Here’s the thing. Most of my generation felt a strong attachment to JP2. And that’s fine. I think he was wonderful. He was holy. He did many great and much needed things. But I never felt a particular closeness to him.
Benedict, though, drew me in. He’s my Pope. I look at pictures of him, and just want to settle in and start chatting about all of the weird moral theology conundrums I like to think about, but will divulge to no one because they would think I am crazy. Seriously.
I love what he writes, and how he writes. I love the humor he seems to have. I love his weird hats and odd shoes and mischievous smile.
I love rolling the phrase Deus Caritas Est around in my head. It’s a message for the world; it’s a message for me to remind myself of every day. God is love.
Spe Salvi. Don’t tell my parents, but that message embedded itself so firmly in me that it’s tattooed on the inside of my left ankle. In hope we are saved. Just think about that for a moment.
And then there was the time I was in Rome, in St. Peter’s Square as Benedict led the Angelus. I was near the back of the crowd, since, as usual, I had arrived late. In utter contentment I surveyed the crowd around me. Nuns. Little kids. Smiling priests. Yammering Italians. And…
Oh. Whaaat? Are you kidding me? At the back of the square and off to one side was a biker gang. I kid you not. Huge Harleys. Leather tassels everywhere. Bandanas. Goatees. Bleached blond hair. Crazy weird tattoos. They were the real deal and, man alive, were they ever scary looking. And there were so many of them.
In one heart-stopping moment I became convinced that they were there to invade the Vatican and kill my Pope. I looked around frantically. Where are the Swiss Guards when a girl needs them?! I needed to faint in the arms of one, that’s for sure, but the rest could be left to deal with the bikers.
Then, as the Pope made a final wave and started to turn and go into his apartments, a deep roar began to swell around the square. It got louder and louder and louder and louder.
The bikers were revving their engines for the Pope. Their smiling faces and transparent excitement was in such contrast to their menacing (to this white girl, at least) exteriors, that I’m not lying: It was one of the most oddly beautiful things I have ever seen.
That one moment was symbolic of something Benedict fought so strongly for: unity. He really did try to bring everyone together.
He put an arm around the Anglicans and welcomed them back home and nodded over to the SSPX, making a move to heal the rifts.
Those glowing nuns, those energetic young seminarians, the rowdy kids, the frazzled parents, the people of every color and age, those scary looking bikers, the psychotic girl in pursuit of a Swiss Guard: on that day, as on all others, his outstretched arms welcomed everyone. His smile enveloped the whole crowd.

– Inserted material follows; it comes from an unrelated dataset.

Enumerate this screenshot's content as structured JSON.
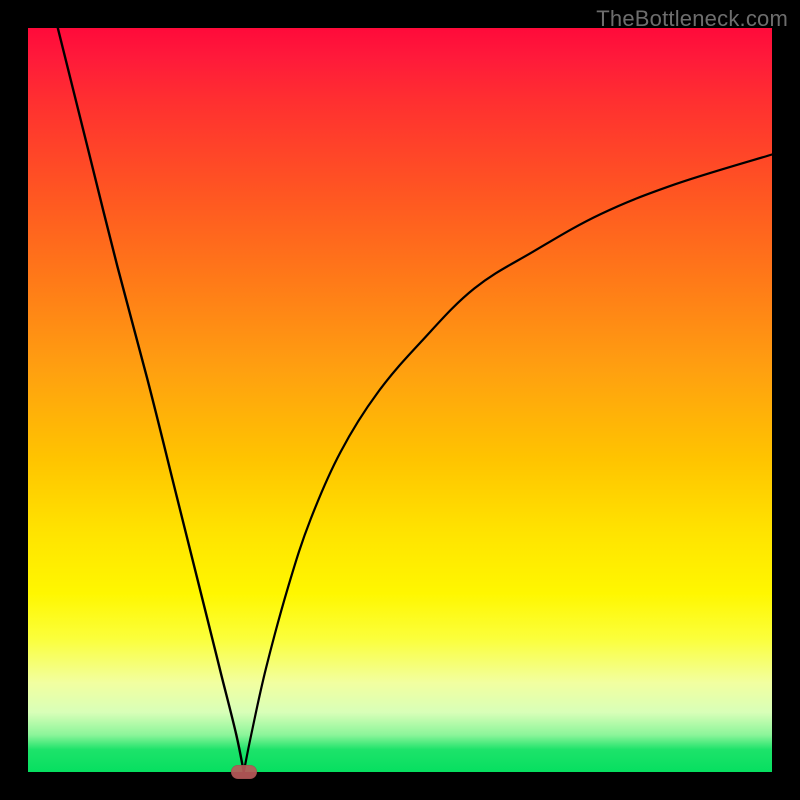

But that’s not the only thing. Guess what he did when the bikers got his attention?
Well, from where I stood, it looked an awful lot like the Pope gave a fist pump.